→ Excerpted records:
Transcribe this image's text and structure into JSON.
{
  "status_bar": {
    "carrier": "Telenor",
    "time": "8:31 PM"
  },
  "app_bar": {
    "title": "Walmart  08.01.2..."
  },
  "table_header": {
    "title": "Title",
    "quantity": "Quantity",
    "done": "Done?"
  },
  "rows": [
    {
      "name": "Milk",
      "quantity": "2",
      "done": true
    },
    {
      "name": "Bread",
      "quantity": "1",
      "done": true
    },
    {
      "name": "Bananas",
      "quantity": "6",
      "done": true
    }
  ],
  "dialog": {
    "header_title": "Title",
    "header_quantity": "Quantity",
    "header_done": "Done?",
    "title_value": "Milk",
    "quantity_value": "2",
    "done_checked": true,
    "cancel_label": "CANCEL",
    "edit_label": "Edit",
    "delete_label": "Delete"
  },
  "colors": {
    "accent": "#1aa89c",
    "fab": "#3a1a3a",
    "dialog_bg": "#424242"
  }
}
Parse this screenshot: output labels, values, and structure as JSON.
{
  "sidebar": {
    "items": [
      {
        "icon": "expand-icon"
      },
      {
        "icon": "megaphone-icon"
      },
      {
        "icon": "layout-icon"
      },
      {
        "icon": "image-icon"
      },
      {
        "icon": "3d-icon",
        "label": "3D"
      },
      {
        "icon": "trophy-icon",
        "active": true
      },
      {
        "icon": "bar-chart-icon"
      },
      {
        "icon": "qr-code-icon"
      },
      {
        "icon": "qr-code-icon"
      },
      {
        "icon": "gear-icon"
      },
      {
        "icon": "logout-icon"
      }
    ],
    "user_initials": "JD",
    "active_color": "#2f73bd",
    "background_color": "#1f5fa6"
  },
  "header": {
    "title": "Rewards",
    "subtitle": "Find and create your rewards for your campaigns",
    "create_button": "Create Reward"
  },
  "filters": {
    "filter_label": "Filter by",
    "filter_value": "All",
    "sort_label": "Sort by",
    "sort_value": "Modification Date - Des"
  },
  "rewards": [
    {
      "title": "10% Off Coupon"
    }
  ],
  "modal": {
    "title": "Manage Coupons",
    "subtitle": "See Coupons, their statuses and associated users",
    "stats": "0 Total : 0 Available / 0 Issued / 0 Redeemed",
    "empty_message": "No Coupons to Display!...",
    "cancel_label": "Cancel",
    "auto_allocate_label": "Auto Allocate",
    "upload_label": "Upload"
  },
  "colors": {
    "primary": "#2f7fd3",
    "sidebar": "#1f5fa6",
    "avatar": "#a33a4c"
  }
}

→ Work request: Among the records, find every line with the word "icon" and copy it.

→ Task result:
        "icon": "expand-icon"
        "icon": "megaphone-icon"
        "icon": "layout-icon"
        "icon": "image-icon"
        "icon": "3d-icon",
        "icon": "trophy-icon",
        "icon": "bar-chart-icon"
        "icon": "qr-code-icon"
        "icon": "qr-code-icon"
        "icon": "gear-icon"
        "icon": "logout-icon"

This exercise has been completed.